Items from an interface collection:
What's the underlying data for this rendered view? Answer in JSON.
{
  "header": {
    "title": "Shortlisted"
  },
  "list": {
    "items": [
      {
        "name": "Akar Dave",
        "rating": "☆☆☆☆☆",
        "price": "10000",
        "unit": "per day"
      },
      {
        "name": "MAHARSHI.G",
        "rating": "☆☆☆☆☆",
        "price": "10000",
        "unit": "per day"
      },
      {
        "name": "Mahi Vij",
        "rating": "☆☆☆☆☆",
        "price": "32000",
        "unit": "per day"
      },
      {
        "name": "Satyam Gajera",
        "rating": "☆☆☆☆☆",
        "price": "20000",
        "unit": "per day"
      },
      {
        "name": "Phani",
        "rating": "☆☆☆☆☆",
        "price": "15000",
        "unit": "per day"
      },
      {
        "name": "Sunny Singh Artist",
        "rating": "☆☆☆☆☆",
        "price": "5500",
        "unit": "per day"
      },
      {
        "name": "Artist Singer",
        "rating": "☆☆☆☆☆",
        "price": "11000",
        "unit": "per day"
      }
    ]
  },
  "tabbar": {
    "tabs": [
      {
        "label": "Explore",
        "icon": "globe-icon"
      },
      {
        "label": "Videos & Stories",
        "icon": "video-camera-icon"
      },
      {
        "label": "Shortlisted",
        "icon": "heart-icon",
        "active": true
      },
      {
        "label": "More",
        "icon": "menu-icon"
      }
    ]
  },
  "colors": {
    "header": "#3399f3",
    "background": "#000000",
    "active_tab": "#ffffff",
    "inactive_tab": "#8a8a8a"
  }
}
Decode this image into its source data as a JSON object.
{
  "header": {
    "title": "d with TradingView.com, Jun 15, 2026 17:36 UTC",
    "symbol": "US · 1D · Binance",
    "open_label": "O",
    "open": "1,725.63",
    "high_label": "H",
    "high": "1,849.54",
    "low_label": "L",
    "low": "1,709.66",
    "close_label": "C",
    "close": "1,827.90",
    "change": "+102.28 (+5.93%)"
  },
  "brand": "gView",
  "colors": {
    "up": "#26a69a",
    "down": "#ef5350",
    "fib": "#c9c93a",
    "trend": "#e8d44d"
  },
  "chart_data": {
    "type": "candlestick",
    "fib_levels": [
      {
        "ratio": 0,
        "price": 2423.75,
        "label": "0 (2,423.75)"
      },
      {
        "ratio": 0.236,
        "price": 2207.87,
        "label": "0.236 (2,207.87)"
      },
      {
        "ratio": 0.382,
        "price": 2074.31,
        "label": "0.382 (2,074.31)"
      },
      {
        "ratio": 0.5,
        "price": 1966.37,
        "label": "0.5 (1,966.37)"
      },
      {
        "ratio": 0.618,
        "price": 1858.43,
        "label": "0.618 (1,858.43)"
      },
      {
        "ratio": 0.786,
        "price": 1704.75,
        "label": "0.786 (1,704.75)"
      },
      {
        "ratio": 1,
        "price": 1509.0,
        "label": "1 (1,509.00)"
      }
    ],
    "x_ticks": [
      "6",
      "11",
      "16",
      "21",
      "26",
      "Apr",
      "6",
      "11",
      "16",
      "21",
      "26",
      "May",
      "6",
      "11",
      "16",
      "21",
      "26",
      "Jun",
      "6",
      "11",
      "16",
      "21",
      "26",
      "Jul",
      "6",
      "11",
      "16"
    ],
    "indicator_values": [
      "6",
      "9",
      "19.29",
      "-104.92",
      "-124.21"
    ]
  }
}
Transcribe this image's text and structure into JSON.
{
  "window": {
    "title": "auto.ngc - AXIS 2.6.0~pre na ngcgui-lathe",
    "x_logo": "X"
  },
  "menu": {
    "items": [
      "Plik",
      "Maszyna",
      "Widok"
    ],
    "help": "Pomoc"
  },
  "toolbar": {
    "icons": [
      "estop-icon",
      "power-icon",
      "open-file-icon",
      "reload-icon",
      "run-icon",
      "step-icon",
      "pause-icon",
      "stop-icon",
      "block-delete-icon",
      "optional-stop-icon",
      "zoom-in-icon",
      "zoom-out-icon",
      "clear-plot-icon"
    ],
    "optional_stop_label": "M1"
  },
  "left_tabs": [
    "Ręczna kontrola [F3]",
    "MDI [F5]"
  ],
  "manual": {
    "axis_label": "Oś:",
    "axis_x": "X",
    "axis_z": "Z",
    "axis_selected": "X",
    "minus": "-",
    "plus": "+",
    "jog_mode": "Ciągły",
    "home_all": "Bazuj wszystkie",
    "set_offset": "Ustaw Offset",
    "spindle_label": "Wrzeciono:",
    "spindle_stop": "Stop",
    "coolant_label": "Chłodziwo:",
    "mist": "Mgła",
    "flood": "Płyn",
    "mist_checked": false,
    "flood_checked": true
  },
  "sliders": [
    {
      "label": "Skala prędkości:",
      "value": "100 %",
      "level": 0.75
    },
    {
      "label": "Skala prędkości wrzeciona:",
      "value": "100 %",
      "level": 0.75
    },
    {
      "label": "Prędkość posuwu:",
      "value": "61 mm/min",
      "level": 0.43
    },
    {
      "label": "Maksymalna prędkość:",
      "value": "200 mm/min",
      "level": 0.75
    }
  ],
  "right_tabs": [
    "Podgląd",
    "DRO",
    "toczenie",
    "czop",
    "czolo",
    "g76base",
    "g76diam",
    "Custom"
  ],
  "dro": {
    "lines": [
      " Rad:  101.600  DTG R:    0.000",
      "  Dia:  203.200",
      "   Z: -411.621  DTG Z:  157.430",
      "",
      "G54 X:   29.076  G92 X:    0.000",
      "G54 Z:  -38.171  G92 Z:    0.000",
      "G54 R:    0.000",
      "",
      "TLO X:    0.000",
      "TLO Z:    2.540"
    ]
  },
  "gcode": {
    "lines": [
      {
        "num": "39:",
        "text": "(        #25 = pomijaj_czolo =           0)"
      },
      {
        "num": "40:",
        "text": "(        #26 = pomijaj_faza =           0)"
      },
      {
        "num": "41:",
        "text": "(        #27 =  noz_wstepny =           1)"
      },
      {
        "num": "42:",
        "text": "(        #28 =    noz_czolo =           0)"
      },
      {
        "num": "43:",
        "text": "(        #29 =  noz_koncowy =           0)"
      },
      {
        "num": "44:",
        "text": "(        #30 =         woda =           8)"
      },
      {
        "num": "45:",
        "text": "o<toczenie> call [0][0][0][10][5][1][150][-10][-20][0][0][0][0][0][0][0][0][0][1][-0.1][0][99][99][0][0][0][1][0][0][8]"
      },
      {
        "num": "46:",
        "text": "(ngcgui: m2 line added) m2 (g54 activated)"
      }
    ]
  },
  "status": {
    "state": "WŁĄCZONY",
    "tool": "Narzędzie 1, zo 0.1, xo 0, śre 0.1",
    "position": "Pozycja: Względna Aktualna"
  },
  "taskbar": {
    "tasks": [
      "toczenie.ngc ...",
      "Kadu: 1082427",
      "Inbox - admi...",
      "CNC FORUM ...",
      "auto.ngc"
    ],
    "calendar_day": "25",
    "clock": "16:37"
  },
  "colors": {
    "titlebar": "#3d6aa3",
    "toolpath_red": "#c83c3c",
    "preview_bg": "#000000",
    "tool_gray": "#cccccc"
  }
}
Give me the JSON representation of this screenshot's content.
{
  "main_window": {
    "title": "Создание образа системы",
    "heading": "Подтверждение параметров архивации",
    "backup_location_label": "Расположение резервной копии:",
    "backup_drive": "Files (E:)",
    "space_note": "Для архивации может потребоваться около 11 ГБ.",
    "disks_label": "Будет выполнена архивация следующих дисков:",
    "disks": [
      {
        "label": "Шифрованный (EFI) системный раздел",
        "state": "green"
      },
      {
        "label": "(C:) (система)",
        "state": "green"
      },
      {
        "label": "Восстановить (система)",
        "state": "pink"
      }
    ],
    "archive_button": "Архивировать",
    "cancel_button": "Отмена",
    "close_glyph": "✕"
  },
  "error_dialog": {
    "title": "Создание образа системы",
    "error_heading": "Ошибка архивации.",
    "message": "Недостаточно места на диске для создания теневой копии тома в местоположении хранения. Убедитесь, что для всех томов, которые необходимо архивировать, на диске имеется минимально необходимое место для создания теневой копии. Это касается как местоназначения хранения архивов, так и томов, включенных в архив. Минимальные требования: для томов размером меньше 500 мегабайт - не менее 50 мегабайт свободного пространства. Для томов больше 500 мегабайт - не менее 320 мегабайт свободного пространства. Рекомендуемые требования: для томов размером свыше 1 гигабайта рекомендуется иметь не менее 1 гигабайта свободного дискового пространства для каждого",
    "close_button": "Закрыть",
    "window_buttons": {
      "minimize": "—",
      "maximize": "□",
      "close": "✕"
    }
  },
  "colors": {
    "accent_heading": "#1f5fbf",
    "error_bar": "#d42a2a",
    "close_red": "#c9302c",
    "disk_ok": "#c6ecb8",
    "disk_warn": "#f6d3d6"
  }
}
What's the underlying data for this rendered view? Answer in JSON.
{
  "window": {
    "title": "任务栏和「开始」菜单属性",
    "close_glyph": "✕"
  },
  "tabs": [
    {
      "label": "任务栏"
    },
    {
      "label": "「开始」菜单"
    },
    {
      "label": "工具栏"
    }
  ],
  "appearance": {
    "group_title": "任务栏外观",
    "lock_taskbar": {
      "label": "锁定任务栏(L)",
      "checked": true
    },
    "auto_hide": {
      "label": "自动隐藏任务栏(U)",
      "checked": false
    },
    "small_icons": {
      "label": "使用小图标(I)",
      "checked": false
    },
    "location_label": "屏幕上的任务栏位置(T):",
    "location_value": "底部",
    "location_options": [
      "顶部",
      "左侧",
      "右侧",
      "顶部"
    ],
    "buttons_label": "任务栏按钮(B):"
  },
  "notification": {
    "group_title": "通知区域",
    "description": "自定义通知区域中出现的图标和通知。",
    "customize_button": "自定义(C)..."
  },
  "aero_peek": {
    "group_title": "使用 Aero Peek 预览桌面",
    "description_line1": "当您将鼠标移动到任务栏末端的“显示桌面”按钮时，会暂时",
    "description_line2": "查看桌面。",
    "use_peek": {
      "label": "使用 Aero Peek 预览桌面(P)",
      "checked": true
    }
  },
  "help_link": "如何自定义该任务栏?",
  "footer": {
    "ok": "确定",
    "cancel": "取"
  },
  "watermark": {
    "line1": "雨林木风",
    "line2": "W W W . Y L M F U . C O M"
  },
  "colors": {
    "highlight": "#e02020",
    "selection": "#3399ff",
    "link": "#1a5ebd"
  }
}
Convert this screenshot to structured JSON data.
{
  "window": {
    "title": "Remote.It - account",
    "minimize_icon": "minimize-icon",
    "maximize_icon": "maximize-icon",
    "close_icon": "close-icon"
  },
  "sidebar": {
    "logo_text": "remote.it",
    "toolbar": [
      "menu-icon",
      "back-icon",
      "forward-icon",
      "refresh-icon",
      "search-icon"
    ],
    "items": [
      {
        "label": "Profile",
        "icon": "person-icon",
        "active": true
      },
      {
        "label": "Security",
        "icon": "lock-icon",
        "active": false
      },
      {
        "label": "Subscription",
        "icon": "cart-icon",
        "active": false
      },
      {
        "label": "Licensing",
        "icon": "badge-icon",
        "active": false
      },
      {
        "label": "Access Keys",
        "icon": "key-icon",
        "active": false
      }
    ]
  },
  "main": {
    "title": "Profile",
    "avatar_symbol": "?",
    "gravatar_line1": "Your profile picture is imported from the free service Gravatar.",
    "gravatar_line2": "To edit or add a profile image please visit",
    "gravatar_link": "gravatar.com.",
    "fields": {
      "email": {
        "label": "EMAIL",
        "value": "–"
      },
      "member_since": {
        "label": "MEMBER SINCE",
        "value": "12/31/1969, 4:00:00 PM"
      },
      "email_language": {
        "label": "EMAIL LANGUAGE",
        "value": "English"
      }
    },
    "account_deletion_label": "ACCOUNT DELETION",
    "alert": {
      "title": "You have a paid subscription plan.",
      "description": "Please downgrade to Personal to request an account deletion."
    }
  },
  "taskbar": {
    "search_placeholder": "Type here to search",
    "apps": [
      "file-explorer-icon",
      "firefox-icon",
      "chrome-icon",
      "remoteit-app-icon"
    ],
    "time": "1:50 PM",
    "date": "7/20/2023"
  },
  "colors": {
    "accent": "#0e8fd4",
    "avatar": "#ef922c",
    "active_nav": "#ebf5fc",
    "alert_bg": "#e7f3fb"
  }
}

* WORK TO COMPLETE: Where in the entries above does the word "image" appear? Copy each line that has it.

* SOLVED EXERCISE:
Decode this image into its source data as a JSON object.
Transcribe this image's text and structure into JSON.
    "gravatar_line2": "To edit or add a profile image please visit",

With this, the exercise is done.